Continued Boteach: "[I]s the Kabbalah Center really so desperate that it is prepared to promote itself through a vulgarian whose main contribution to the culture is porn rock?"

The empress has no clothes, but then again, this one rarely does (which is his point anyway).

Well, not exactly. But scientists are working with the famous death mask declared to be Agamemnon's by Heinrich Schliemann to reconstruct the face behind it. They're also poking around with the DNA to gain insight into the time when Greek history began:
"These burials are unique in the Bronze Age," says Keri Brown of the University of Manchester Institute of Science and Technology. "These people seem to have cornered the market in gold, so how did they do this, who were they and how did they have this power?"

Working with the forensic science service, Brown and her team are turning to DNA fingerprints to solve the conundrum. Using genetic material painstakingly scraped from 3,500-year-old bones and teeth recovered from the graves, the scientists hope to establish whether the dozens of privileged individuals buried at Mycenae are part of the same family, or an unrelated collection of mercenary fighters. The answer will shine light on the social structure of one of the most influential periods in human history.

"If you like, this is where Greek history starts," says John Prag, an expert in Greek archaeology at the Manchester museum.

His group has already used facial reconstruction techniques to put flesh on the ancient bones and look for family resemblances, with some success. "We got a couple of pairs that were very clearly related but there comes a point where everybody's got two eyes, two ears, a nose and a mouth and we all look alike," Prag says.

It would be interesting if something similar might be done in the Bible lands in the future.

[Link via LRC]

Be glad you're not buying gas in England:
In Britain, the Automobile Association said the average cost of unleaded gasoline was about $5.79 a gallon Wednesday, an increase of 14 cents from Tuesday.

But some filling stations were charging more than $6.31 per gallon for unleaded fuel.

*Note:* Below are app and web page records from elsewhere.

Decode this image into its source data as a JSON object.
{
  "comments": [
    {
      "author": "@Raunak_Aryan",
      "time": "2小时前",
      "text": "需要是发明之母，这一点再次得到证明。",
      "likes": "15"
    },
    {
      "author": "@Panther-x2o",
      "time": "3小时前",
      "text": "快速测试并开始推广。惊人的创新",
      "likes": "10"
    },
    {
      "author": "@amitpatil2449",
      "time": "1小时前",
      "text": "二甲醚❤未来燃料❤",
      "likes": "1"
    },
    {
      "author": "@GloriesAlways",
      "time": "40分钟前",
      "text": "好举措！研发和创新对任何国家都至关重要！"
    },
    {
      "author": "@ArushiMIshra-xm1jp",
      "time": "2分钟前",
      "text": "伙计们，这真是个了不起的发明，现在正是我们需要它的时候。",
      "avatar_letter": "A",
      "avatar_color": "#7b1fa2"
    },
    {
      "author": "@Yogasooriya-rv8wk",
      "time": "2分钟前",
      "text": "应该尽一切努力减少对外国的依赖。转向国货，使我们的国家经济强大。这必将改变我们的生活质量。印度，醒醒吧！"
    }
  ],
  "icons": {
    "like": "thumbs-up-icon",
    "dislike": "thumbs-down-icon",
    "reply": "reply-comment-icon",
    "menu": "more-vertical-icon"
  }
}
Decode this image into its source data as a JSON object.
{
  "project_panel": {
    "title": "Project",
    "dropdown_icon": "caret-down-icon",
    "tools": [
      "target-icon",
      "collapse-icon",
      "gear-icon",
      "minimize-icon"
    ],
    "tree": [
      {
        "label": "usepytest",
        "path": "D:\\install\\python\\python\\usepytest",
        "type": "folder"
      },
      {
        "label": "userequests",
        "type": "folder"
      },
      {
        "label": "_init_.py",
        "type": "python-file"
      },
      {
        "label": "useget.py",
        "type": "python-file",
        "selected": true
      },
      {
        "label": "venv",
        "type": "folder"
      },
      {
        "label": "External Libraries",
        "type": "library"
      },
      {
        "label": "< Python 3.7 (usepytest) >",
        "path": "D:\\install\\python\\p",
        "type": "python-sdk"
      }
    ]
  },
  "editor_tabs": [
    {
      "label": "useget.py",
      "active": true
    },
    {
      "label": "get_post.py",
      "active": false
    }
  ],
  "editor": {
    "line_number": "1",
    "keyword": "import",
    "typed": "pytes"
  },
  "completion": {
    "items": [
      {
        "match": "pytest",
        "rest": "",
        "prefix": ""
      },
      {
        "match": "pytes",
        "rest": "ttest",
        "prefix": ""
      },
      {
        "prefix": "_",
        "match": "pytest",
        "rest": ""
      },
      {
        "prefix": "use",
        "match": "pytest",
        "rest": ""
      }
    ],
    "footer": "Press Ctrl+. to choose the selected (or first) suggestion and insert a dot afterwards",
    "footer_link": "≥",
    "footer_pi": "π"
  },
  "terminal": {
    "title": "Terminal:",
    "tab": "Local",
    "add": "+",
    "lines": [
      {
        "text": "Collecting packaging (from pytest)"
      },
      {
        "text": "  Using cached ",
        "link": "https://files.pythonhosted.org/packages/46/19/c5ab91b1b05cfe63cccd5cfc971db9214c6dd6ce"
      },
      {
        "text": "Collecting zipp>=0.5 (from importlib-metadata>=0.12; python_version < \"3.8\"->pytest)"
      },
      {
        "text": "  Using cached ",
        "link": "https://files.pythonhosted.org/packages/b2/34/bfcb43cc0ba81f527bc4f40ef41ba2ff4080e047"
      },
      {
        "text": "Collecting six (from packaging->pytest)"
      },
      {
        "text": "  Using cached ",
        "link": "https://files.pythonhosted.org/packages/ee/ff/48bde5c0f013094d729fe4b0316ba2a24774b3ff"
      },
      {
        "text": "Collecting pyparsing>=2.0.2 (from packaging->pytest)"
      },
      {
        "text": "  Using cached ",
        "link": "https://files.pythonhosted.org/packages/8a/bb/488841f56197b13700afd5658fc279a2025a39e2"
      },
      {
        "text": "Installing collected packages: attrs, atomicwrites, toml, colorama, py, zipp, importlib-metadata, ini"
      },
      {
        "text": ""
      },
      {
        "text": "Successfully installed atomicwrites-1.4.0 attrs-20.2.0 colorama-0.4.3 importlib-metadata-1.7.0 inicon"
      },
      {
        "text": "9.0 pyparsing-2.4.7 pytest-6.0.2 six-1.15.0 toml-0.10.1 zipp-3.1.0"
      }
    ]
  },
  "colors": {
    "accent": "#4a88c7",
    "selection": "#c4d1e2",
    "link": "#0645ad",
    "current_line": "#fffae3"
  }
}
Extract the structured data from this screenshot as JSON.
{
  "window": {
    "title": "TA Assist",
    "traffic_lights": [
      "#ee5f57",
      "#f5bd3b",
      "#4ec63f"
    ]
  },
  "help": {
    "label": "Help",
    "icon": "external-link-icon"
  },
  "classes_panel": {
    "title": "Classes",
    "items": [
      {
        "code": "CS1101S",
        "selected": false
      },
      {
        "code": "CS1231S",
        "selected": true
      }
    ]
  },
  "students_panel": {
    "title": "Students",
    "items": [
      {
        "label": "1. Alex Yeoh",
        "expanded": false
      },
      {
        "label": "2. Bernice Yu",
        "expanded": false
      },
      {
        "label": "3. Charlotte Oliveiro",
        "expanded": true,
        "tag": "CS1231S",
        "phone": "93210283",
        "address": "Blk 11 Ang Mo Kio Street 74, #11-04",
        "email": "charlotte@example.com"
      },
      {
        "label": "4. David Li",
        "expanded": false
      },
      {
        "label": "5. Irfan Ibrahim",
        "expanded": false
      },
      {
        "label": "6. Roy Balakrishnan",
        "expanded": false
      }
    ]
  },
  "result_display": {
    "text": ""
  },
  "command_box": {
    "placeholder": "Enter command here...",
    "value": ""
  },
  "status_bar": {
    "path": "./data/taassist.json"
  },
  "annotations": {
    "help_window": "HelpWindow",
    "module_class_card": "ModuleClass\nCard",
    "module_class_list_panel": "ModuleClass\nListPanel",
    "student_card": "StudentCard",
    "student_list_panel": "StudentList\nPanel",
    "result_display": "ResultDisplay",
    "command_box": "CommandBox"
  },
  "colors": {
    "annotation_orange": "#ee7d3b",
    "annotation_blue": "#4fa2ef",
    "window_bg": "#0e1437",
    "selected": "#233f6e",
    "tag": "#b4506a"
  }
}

Total Gas in west London was selling super unleaded for $7.93.

On the other hand, when the average car is about the size of a Matchbox they don't use as much!

Former Church of England head honcho George Carey sees no problem with England's Prince Charles and his longtime mistress, divorcee Camilla Parker Bowles, marrying sometime in the future:
"He is heir to the throne and he loves her," Carey, who led the world's Anglicans between 1992 and 2001, told The Times newspaper. "The natural thing is that they should get married."...

Carey said Christian faith "is all about forgiveness. We all make mistakes." "Failure is part of the human condition and there is no doubt that there has been a strong loving relationship, probably since they were very young, that has endured over the years," he added.

Of course, if they've had such a loving relationship "since they were very young" one might ask why they both married other people while apparently continuing their own relationship all the while. Well, we all make mistakes, and it's all about forgiveness anyway. Nothing to see here. Move along...

Tuesday, June 01, 2004


Readers of theosebes no doubt will have noticed my interest in things archaeological, especially when they concern the Bible. Prof. Keith N. Schoville compiled his own Top 10 list of Biblical archaeological discoveries in the 20th Century. Ferrell Jenkins has supplied pictures to go along.

I've been discussing with my high school class at church the need to give skeptics a reason to believe the Bible as we study through David Banning's Bible 101 workbook. In order to gain an entrance into the skeptical mind one must begin with common ground, that is we must give them a place where they must believe what the Bible says. Archaeology gives us those places, providing points of common ground with the skeptic. Starting with facts that can be physically seen we can move on to matters that must be apprehended by faith. And that's where the important things are.